Saved entries:
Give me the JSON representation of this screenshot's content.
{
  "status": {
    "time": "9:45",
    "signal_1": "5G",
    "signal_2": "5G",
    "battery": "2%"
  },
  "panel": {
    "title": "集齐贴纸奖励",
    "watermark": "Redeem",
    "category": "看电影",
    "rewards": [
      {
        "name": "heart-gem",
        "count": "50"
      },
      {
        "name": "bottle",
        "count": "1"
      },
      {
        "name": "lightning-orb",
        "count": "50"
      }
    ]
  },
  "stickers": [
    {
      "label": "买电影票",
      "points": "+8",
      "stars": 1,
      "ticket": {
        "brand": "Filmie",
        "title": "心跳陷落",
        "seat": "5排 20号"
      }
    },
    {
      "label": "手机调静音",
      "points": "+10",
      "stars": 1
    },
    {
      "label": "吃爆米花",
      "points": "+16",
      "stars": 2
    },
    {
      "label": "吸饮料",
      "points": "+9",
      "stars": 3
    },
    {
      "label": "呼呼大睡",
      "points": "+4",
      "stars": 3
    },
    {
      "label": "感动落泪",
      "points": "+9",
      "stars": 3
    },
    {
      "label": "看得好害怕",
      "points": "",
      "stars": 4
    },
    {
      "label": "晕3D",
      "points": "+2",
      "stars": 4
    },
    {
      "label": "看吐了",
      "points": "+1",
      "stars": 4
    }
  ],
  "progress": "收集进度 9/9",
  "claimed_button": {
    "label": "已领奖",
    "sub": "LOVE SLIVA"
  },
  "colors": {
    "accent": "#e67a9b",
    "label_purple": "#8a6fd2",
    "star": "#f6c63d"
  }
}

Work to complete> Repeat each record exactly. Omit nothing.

Solved exercise>
Give me the JSON representation of this screenshot's content.
{
  "status": {
    "time": "9:45",
    "signal_1": "5G",
    "signal_2": "5G",
    "battery": "2%"
  },
  "panel": {
    "title": "集齐贴纸奖励",
    "watermark": "Redeem",
    "category": "看电影",
    "rewards": [
      {
        "name": "heart-gem",
        "count": "50"
      },
      {
        "name": "bottle",
        "count": "1"
      },
      {
        "name": "lightning-orb",
        "count": "50"
      }
    ]
  },
  "stickers": [
    {
      "label": "买电影票",
      "points": "+8",
      "stars": 1,
      "ticket": {
        "brand": "Filmie",
        "title": "心跳陷落",
        "seat": "5排 20号"
      }
    },
    {
      "label": "手机调静音",
      "points": "+10",
      "stars": 1
    },
    {
      "label": "吃爆米花",
      "points": "+16",
      "stars": 2
    },
    {
      "label": "吸饮料",
      "points": "+9",
      "stars": 3
    },
    {
      "label": "呼呼大睡",
      "points": "+4",
      "stars": 3
    },
    {
      "label": "感动落泪",
      "points": "+9",
      "stars": 3
    },
    {
      "label": "看得好害怕",
      "points": "",
      "stars": 4
    },
    {
      "label": "晕3D",
      "points": "+2",
      "stars": 4
    },
    {
      "label": "看吐了",
      "points": "+1",
      "stars": 4
    }
  ],
  "progress": "收集进度 9/9",
  "claimed_button": {
    "label": "已领奖",
    "sub": "LOVE SLIVA"
  },
  "colors": {
    "accent": "#e67a9b",
    "label_purple": "#8a6fd2",
    "star": "#f6c63d"
  }
}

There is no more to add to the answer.